-- Raw data --
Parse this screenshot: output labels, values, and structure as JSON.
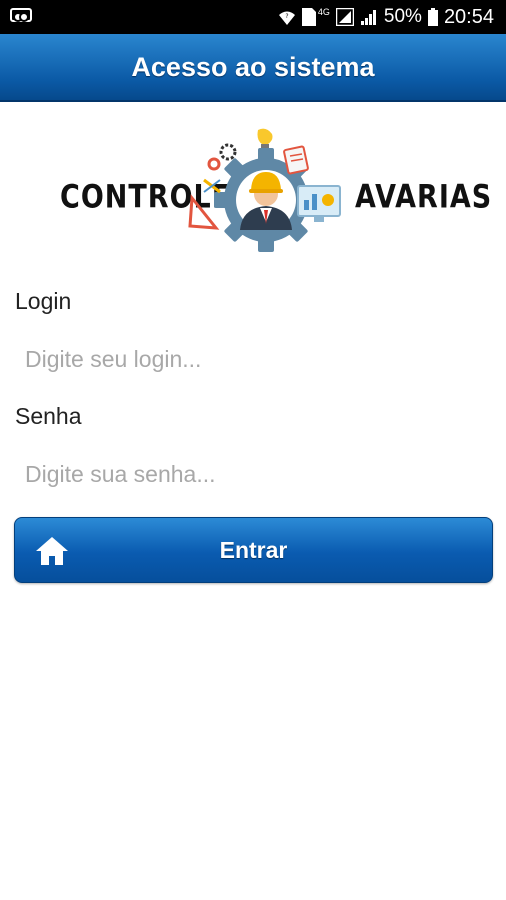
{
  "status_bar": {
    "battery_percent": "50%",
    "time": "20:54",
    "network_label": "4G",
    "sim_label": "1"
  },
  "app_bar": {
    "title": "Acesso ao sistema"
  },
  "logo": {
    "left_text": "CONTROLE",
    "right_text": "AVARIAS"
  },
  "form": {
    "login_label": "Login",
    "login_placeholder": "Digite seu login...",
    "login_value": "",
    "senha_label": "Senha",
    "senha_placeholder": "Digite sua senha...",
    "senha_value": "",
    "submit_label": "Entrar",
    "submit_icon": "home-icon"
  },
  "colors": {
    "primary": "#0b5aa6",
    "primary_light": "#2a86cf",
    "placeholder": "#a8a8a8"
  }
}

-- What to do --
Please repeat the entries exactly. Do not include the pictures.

-- Answer area --
Parse this screenshot: output labels, values, and structure as JSON.
{
  "status_bar": {
    "battery_percent": "50%",
    "time": "20:54",
    "network_label": "4G",
    "sim_label": "1"
  },
  "app_bar": {
    "title": "Acesso ao sistema"
  },
  "logo": {
    "left_text": "CONTROLE",
    "right_text": "AVARIAS"
  },
  "form": {
    "login_label": "Login",
    "login_placeholder": "Digite seu login...",
    "login_value": "",
    "senha_label": "Senha",
    "senha_placeholder": "Digite sua senha...",
    "senha_value": "",
    "submit_label": "Entrar",
    "submit_icon": "home-icon"
  },
  "colors": {
    "primary": "#0b5aa6",
    "primary_light": "#2a86cf",
    "placeholder": "#a8a8a8"
  }
}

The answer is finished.